Tropical Thunder

Ben Stiller is a very underrated director. His films Zoolander and The Cable Guy, both rate as great comedies in my book. So I was very excited to see him at the helm of this action-comedy, with him, Jack Black and Robert Downey Jr. in front of the camera. A real comedy dream team. I enjoyed the film, but didn't think it was as funny as advertised. It was almost like Stiller was more concerned about the action scenes.

Although it may be one of those comedies you have to see a few times to truly appreciate. Thinking about it now, brings a lot of laughs to mind. Everybody was raving about Tom Cruise's appearance as the extremely angry, fat-balding studio boss, which I definitely give him props for. It's great to see him out of his usual role. But I think Danny McBride's role as the film crew's explosive expert got more laughs per line. Between this and the following film, the guy shows some serious comedic chops. And I can't forget about the brilliantly hilarious fake trailers at the beginning of the film, that perfectly set-up each of the main characters roles.

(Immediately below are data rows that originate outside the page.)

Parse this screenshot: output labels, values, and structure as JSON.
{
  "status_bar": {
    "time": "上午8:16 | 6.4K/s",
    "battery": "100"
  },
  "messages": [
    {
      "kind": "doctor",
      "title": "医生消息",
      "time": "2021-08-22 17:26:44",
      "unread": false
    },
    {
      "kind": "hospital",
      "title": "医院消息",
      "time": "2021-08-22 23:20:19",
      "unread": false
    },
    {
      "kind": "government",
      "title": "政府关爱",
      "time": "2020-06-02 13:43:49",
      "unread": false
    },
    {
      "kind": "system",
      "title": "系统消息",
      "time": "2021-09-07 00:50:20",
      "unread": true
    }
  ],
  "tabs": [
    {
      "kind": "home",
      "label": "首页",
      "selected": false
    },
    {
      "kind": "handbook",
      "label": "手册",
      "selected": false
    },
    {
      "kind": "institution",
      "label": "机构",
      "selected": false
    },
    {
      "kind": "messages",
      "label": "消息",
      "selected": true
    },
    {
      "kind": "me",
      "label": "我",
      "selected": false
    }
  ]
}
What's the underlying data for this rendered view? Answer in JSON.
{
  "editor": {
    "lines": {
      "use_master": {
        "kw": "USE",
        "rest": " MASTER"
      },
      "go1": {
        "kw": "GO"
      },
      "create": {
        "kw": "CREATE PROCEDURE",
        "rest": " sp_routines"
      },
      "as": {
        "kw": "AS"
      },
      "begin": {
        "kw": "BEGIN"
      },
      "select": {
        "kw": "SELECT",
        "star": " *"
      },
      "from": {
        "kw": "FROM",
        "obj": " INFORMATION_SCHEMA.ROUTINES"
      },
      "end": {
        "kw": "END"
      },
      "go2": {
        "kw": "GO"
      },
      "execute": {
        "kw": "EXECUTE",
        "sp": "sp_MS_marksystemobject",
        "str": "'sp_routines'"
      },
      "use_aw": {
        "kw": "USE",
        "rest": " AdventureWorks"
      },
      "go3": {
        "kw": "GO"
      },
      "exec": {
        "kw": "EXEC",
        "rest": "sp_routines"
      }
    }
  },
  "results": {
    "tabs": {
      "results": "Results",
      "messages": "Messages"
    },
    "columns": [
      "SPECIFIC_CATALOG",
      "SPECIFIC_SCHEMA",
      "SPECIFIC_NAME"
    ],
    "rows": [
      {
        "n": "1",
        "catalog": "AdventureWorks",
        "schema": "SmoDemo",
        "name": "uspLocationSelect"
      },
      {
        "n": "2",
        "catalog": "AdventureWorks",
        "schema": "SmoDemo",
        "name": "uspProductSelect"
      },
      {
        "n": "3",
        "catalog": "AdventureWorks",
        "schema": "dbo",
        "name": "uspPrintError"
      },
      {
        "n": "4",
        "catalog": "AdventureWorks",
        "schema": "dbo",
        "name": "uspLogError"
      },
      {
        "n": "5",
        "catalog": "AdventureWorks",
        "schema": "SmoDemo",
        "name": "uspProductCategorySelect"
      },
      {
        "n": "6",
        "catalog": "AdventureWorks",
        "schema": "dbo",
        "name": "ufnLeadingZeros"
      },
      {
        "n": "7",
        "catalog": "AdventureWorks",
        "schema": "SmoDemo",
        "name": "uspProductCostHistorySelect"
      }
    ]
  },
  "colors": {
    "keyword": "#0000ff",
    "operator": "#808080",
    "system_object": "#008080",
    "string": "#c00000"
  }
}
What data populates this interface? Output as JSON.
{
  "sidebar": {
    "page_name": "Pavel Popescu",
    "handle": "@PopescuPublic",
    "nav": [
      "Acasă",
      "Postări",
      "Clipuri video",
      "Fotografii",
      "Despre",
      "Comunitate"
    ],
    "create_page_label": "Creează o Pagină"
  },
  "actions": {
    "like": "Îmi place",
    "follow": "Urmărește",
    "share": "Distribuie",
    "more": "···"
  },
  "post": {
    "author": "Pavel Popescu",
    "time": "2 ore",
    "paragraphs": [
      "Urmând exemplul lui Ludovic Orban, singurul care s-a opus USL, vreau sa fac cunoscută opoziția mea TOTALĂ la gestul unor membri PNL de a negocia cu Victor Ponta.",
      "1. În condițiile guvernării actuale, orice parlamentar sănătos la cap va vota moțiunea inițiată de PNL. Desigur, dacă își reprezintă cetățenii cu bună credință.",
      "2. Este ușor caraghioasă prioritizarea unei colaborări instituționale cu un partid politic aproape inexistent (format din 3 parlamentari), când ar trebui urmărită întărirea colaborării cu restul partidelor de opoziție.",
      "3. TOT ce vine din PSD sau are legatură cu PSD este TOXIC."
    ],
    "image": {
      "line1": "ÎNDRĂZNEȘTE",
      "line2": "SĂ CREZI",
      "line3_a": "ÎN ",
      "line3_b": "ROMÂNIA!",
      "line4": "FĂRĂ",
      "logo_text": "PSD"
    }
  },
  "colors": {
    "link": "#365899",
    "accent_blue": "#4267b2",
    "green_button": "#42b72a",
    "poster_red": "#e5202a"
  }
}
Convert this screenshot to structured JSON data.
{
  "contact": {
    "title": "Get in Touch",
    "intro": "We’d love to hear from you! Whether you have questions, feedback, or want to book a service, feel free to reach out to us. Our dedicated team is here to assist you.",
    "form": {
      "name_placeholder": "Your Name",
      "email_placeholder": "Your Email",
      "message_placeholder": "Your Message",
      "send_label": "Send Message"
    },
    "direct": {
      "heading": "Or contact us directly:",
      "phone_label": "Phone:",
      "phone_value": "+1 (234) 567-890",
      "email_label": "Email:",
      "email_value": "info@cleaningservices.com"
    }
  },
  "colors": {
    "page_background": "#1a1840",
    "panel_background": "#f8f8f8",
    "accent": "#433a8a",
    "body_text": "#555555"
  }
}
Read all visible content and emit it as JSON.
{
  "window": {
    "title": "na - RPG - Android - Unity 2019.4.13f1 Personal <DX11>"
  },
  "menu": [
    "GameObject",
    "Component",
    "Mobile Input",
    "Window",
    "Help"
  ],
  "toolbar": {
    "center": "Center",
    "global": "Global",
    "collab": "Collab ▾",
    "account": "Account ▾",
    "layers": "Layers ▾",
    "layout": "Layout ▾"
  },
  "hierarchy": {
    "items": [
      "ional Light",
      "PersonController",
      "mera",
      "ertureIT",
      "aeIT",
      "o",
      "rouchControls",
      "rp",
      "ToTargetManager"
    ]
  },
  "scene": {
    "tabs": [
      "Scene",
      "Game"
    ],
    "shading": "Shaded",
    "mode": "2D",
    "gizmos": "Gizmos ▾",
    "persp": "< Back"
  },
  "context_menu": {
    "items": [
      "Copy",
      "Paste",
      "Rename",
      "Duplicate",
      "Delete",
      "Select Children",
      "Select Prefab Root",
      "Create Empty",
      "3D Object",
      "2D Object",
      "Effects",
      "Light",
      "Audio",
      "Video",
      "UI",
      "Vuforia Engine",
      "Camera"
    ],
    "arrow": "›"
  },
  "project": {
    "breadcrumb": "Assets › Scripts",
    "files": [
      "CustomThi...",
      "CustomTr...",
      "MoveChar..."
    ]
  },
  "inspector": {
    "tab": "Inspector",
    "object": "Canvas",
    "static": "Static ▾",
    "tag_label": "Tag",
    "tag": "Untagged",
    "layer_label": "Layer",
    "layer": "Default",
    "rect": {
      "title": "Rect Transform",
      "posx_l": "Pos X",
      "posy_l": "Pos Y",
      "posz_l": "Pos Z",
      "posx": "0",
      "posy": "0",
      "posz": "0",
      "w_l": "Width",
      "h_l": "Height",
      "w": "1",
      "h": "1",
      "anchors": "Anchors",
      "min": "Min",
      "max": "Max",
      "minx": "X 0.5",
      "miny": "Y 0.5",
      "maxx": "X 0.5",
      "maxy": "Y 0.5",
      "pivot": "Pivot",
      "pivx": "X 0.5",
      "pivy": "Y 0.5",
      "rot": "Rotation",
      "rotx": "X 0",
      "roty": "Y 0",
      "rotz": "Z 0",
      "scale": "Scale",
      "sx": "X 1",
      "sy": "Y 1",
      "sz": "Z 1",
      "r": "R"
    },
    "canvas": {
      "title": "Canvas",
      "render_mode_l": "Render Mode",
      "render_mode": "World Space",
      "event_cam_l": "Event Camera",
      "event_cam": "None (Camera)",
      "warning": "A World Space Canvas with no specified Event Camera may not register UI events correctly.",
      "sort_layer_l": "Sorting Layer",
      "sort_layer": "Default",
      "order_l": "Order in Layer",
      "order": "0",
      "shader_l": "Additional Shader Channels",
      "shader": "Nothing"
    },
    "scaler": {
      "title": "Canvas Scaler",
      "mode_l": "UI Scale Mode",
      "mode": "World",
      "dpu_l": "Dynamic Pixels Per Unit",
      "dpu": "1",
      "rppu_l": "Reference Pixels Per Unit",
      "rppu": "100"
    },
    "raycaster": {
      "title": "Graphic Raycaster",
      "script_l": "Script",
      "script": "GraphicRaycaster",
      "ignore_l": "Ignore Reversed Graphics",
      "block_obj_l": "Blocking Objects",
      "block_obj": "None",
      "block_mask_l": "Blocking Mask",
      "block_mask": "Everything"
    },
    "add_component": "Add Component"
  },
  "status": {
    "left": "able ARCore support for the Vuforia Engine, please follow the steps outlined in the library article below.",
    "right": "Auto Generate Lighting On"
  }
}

I guess it was funnier than I originally remembered, and I'm looking forward to sitting down with some friends and watching it again. - Grade: B
(Seen on 8/23/08)

Pineapple Express

This wrapped up the summer of 2008 films, at least those that were worth seeing. Seth Rogen has built himself a nice career as the shlubby stoner type that appears in Judd Apatow films, and his role as Dale in Pineapple Express is probably the pinnacle of said type-casting. He's a lovable loser, a wastoid and an action star all in one. I've always thought that James Franco had a lot of potential as an actor, but he's been stuck in pretty-boy roles for a while. He's hilarious here as Saul, an obvious take-off on Brad Pitt in True Romance, the drug dealer who gets into deep trouble with Dale.

I really had a lot of fun following these two stoners around as numerous people get beat-up and killed around them. Again Danny McBride nearly steals the show, or at least every scene he's in. Towards the end the three make the most unlikely group of action heroes in the history of film, taking on a gang of drug dealers and the Yakuza at the same time. Perhaps the most surprising thing about this film is that it was directed by David Gordon Green, who's known for intimate and talky indie films. This was so far outside his style, but he brings a great kinetic energy to the whole thing. It'd probably be more enjoyable toking up some Pineapple Express first, but even sober, it's a fun ride. - Grade: B (Seen on 9/6/08)

1 Response to 2008 Summer Films:

  1. Looks to be the summer of B-rated movies.
    I pretty much agree with all of your ratings (except for Wanted, which I haven't seen yet). Hancock was MUCH better on a second viewing. My first viewing left a bad taste in my mouth. I watched TDK on IMAX which was beautiful. Beautiful.